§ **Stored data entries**

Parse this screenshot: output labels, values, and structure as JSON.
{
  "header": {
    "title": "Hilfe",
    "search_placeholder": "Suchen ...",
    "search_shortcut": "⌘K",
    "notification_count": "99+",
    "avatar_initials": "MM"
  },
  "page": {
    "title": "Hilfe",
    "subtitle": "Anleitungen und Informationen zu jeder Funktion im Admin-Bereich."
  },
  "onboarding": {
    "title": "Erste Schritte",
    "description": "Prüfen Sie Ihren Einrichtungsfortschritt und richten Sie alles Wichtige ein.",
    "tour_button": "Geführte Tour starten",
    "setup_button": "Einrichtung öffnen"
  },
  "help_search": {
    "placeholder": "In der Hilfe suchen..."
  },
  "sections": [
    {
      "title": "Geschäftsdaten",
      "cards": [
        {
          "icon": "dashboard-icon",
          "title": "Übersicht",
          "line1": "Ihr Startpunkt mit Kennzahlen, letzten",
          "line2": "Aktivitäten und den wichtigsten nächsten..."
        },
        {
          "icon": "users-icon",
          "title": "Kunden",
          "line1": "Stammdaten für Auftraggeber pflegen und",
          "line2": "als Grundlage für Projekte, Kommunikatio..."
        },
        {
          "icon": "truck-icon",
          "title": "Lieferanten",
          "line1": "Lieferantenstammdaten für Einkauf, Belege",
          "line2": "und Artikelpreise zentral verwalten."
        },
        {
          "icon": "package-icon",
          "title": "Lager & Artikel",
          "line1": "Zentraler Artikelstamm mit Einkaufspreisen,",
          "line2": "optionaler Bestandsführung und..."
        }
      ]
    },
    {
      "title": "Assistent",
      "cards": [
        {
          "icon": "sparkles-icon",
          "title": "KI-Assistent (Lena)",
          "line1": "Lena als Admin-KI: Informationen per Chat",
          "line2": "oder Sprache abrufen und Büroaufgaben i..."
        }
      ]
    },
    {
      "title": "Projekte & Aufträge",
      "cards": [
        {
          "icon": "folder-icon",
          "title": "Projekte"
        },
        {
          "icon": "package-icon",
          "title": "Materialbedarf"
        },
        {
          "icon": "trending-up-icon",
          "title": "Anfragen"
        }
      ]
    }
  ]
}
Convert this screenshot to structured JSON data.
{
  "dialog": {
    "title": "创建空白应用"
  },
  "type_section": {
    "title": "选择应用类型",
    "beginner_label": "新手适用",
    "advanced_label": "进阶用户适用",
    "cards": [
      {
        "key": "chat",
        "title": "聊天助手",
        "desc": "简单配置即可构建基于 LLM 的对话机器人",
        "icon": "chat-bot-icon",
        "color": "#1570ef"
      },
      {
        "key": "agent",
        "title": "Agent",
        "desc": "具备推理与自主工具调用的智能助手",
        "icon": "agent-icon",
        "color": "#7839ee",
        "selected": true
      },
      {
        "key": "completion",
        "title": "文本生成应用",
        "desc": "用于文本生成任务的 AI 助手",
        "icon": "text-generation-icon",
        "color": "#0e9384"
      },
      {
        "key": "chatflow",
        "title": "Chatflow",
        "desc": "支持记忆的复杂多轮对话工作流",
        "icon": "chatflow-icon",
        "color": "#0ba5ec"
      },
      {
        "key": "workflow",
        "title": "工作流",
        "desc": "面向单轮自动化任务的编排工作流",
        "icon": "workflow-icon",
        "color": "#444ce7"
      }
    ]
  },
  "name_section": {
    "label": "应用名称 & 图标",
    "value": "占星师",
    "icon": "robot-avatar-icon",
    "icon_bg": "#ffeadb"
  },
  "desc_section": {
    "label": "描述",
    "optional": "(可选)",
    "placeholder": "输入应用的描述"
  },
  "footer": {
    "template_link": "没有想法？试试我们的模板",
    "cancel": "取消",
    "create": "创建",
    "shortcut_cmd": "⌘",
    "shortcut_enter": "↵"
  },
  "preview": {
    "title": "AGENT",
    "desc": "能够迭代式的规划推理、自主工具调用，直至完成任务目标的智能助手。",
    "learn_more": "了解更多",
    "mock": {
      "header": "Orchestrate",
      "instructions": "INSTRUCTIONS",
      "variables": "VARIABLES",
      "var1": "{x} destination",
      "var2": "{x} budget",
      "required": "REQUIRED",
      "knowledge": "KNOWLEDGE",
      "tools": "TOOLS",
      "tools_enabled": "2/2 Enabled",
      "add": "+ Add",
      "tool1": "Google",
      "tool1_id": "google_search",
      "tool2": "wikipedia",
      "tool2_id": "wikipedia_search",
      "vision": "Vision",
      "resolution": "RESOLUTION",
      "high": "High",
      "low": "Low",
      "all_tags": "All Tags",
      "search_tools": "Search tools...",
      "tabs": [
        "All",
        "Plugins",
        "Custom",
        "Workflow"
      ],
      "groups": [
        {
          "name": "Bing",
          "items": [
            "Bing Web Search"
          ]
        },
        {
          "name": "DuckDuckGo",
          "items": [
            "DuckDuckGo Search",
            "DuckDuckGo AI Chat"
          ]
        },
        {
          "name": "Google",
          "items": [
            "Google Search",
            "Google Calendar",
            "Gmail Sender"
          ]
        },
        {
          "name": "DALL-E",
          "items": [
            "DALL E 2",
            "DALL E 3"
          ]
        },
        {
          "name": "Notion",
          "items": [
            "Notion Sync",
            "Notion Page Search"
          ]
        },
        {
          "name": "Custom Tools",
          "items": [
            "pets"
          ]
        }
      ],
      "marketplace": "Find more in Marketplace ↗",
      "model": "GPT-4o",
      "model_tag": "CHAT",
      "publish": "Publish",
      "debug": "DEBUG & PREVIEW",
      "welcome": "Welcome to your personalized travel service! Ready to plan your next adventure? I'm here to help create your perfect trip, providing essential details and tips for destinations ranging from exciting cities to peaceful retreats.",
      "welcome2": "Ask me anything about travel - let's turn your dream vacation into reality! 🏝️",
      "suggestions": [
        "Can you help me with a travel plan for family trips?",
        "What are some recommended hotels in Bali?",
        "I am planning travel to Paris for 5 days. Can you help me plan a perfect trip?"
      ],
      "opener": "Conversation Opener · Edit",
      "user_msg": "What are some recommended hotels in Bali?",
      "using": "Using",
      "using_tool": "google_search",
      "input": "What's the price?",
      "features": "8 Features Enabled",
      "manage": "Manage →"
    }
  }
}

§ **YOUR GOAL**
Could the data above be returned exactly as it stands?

§ **RESPONSE**
Parse this screenshot: output labels, values, and structure as JSON.
{
  "header": {
    "title": "Hilfe",
    "search_placeholder": "Suchen ...",
    "search_shortcut": "⌘K",
    "notification_count": "99+",
    "avatar_initials": "MM"
  },
  "page": {
    "title": "Hilfe",
    "subtitle": "Anleitungen und Informationen zu jeder Funktion im Admin-Bereich."
  },
  "onboarding": {
    "title": "Erste Schritte",
    "description": "Prüfen Sie Ihren Einrichtungsfortschritt und richten Sie alles Wichtige ein.",
    "tour_button": "Geführte Tour starten",
    "setup_button": "Einrichtung öffnen"
  },
  "help_search": {
    "placeholder": "In der Hilfe suchen..."
  },
  "sections": [
    {
      "title": "Geschäftsdaten",
      "cards": [
        {
          "icon": "dashboard-icon",
          "title": "Übersicht",
          "line1": "Ihr Startpunkt mit Kennzahlen, letzten",
          "line2": "Aktivitäten und den wichtigsten nächsten..."
        },
        {
          "icon": "users-icon",
          "title": "Kunden",
          "line1": "Stammdaten für Auftraggeber pflegen und",
          "line2": "als Grundlage für Projekte, Kommunikatio..."
        },
        {
          "icon": "truck-icon",
          "title": "Lieferanten",
          "line1": "Lieferantenstammdaten für Einkauf, Belege",
          "line2": "und Artikelpreise zentral verwalten."
        },
        {
          "icon": "package-icon",
          "title": "Lager & Artikel",
          "line1": "Zentraler Artikelstamm mit Einkaufspreisen,",
          "line2": "optionaler Bestandsführung und..."
        }
      ]
    },
    {
      "title": "Assistent",
      "cards": [
        {
          "icon": "sparkles-icon",
          "title": "KI-Assistent (Lena)",
          "line1": "Lena als Admin-KI: Informationen per Chat",
          "line2": "oder Sprache abrufen und Büroaufgaben i..."
        }
      ]
    },
    {
      "title": "Projekte & Aufträge",
      "cards": [
        {
          "icon": "folder-icon",
          "title": "Projekte"
        },
        {
          "icon": "package-icon",
          "title": "Materialbedarf"
        },
        {
          "icon": "trending-up-icon",
          "title": "Anfragen"
        }
      ]
    }
  ]
}
Convert this screenshot to structured JSON data.
{
  "dialog": {
    "title": "创建空白应用"
  },
  "type_section": {
    "title": "选择应用类型",
    "beginner_label": "新手适用",
    "advanced_label": "进阶用户适用",
    "cards": [
      {
        "key": "chat",
        "title": "聊天助手",
        "desc": "简单配置即可构建基于 LLM 的对话机器人",
        "icon": "chat-bot-icon",
        "color": "#1570ef"
      },
      {
        "key": "agent",
        "title": "Agent",
        "desc": "具备推理与自主工具调用的智能助手",
        "icon": "agent-icon",
        "color": "#7839ee",
        "selected": true
      },
      {
        "key": "completion",
        "title": "文本生成应用",
        "desc": "用于文本生成任务的 AI 助手",
        "icon": "text-generation-icon",
        "color": "#0e9384"
      },
      {
        "key": "chatflow",
        "title": "Chatflow",
        "desc": "支持记忆的复杂多轮对话工作流",
        "icon": "chatflow-icon",
        "color": "#0ba5ec"
      },
      {
        "key": "workflow",
        "title": "工作流",
        "desc": "面向单轮自动化任务的编排工作流",
        "icon": "workflow-icon",
        "color": "#444ce7"
      }
    ]
  },
  "name_section": {
    "label": "应用名称 & 图标",
    "value": "占星师",
    "icon": "robot-avatar-icon",
    "icon_bg": "#ffeadb"
  },
  "desc_section": {
    "label": "描述",
    "optional": "(可选)",
    "placeholder": "输入应用的描述"
  },
  "footer": {
    "template_link": "没有想法？试试我们的模板",
    "cancel": "取消",
    "create": "创建",
    "shortcut_cmd": "⌘",
    "shortcut_enter": "↵"
  },
  "preview": {
    "title": "AGENT",
    "desc": "能够迭代式的规划推理、自主工具调用，直至完成任务目标的智能助手。",
    "learn_more": "了解更多",
    "mock": {
      "header": "Orchestrate",
      "instructions": "INSTRUCTIONS",
      "variables": "VARIABLES",
      "var1": "{x} destination",
      "var2": "{x} budget",
      "required": "REQUIRED",
      "knowledge": "KNOWLEDGE",
      "tools": "TOOLS",
      "tools_enabled": "2/2 Enabled",
      "add": "+ Add",
      "tool1": "Google",
      "tool1_id": "google_search",
      "tool2": "wikipedia",
      "tool2_id": "wikipedia_search",
      "vision": "Vision",
      "resolution": "RESOLUTION",
      "high": "High",
      "low": "Low",
      "all_tags": "All Tags",
      "search_tools": "Search tools...",
      "tabs": [
        "All",
        "Plugins",
        "Custom",
        "Workflow"
      ],
      "groups": [
        {
          "name": "Bing",
          "items": [
            "Bing Web Search"
          ]
        },
        {
          "name": "DuckDuckGo",
          "items": [
            "DuckDuckGo Search",
            "DuckDuckGo AI Chat"
          ]
        },
        {
          "name": "Google",
          "items": [
            "Google Search",
            "Google Calendar",
            "Gmail Sender"
          ]
        },
        {
          "name": "DALL-E",
          "items": [
            "DALL E 2",
            "DALL E 3"
          ]
        },
        {
          "name": "Notion",
          "items": [
            "Notion Sync",
            "Notion Page Search"
          ]
        },
        {
          "name": "Custom Tools",
          "items": [
            "pets"
          ]
        }
      ],
      "marketplace": "Find more in Marketplace ↗",
      "model": "GPT-4o",
      "model_tag": "CHAT",
      "publish": "Publish",
      "debug": "DEBUG & PREVIEW",
      "welcome": "Welcome to your personalized travel service! Ready to plan your next adventure? I'm here to help create your perfect trip, providing essential details and tips for destinations ranging from exciting cities to peaceful retreats.",
      "welcome2": "Ask me anything about travel - let's turn your dream vacation into reality! 🏝️",
      "suggestions": [
        "Can you help me with a travel plan for family trips?",
        "What are some recommended hotels in Bali?",
        "I am planning travel to Paris for 5 days. Can you help me plan a perfect trip?"
      ],
      "opener": "Conversation Opener · Edit",
      "user_msg": "What are some recommended hotels in Bali?",
      "using": "Using",
      "using_tool": "google_search",
      "input": "What's the price?",
      "features": "8 Features Enabled",
      "manage": "Manage →"
    }
  }
}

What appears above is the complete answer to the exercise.